The second threat is organized popular unrest. Chinese citizens have grievances — stemming from issues like the nonpayment of wages, forced demolition of housing and illegal land grabs. Other complaints are political and concern the ethno-linguistic and religious rights of ethnic minorities, members of underground churches and Falun Gong practitioners. The Chinese government devotes extraordinary financial outlays to stability maintenance, which aims to avoid protests altogether — or, should they occur, to prevent their spread to new localities. It remains to be seen how much longer Beijing can sustain this very costly policy.
A third potential threat could come from outside of China. Cultural security, which the CCP understands as limiting foreign influence, is officially part of China’s national security doctrine. Foreign NGOs have faced an increasingly hostile climate in China in the past decade, neutralizing their capacity to help organize discontent. This makes it easier for the government to handle isolated riots and protests.
JCW: How has China’s example and outreach affected the trajectory of other post-communist regimes? Has the CCP’s success inspired other governments to emulate China?
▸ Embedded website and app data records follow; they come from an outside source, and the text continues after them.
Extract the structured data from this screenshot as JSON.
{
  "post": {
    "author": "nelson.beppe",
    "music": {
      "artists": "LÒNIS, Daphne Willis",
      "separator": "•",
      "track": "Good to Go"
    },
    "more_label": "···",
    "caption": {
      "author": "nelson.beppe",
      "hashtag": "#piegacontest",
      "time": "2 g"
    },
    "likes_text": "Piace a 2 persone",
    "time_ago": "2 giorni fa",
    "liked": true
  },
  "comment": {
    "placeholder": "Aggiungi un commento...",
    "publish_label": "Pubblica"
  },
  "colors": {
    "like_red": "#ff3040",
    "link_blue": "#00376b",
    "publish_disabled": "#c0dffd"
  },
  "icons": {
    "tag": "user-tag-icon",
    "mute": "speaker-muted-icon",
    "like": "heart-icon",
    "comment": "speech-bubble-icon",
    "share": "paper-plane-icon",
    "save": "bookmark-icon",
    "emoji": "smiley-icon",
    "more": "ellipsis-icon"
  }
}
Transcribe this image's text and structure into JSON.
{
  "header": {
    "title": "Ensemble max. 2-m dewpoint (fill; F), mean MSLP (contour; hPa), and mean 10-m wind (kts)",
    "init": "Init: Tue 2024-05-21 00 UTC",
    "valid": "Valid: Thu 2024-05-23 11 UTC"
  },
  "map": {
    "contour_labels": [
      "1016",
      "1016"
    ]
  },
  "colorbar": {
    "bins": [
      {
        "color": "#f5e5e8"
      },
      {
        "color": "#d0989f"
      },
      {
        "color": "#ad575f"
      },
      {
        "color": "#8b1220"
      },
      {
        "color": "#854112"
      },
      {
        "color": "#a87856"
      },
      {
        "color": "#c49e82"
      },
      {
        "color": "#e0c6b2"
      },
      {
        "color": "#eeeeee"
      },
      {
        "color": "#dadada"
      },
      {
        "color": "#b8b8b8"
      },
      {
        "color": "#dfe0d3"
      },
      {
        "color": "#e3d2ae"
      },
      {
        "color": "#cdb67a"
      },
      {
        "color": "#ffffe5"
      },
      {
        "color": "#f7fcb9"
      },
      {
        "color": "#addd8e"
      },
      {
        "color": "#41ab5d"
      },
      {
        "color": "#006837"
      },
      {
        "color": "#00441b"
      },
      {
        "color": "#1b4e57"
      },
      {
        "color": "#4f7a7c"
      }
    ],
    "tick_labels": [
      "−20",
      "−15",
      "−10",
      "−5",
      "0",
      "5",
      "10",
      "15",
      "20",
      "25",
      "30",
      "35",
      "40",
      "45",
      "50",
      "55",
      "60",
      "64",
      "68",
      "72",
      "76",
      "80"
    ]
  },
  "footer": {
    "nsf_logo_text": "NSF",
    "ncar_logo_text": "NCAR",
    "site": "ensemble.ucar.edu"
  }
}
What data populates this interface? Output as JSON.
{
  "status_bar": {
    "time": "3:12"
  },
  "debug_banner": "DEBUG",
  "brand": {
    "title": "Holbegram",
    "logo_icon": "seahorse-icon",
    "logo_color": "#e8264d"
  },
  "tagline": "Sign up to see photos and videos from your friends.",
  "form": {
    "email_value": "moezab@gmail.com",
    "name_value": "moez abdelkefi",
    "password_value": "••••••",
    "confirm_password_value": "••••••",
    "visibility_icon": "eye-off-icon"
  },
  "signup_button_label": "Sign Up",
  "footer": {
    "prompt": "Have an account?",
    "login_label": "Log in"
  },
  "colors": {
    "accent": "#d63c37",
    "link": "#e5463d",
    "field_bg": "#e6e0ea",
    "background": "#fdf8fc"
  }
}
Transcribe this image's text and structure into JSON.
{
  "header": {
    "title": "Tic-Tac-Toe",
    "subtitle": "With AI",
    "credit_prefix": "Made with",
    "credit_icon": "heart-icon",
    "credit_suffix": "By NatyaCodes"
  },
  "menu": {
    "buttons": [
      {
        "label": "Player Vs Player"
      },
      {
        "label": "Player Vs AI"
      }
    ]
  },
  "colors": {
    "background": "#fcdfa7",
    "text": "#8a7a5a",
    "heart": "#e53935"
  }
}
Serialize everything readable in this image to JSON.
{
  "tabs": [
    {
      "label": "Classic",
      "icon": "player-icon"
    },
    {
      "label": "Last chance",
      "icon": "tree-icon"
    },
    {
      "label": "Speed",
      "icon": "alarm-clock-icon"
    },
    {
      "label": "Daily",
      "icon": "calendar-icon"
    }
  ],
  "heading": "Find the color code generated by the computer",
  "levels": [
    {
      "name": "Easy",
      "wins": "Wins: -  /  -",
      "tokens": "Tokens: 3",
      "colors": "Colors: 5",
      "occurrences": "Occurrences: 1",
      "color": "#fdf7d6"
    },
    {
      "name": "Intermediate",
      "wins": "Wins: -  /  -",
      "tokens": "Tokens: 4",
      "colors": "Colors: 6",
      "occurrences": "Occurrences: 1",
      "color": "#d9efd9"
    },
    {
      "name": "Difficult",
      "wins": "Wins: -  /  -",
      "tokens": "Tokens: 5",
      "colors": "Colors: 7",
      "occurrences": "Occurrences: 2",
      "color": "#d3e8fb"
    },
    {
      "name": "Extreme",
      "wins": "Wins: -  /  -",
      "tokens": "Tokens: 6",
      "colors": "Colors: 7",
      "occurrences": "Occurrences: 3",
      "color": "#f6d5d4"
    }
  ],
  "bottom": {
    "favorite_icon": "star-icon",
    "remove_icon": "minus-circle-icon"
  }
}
MKD: A number of countries seem to admire China’s model of high-growth authoritarianism. For example, a decade ago, Vladimir Putin sent a United Russia delegation to China to learn from the CCP. Russia’s designation of NGOs as foreign agents and its most recent efforts to censor the Internet display some striking similarities with the Chinese experience.
Communist regimes offer more direct evidence of “borrowing” CCP moves. Cuba’s new constitution implemented term limits for the presidency. Thus, Cuba is emulating the pre-Xi forms of institutional succession.
Vietnam seems to be borrowing another part of the Chinese model by fusing together the positions of general secretary and president, both of which have been occupied by Nguyen Phu Trong since 2018.
Yet as communist regimes elsewhere adopt portions of its institutional setup, China is evolving. The CCP moved away from a two-term limit for the general secretary — in line with other regimes in Central Asia and Africa, where heads of state have become presidents for life. Does this mean that the CCP’s institutionalized turnover is not a necessary ingredient for resilience? Time will tell whether this conclusion is correct.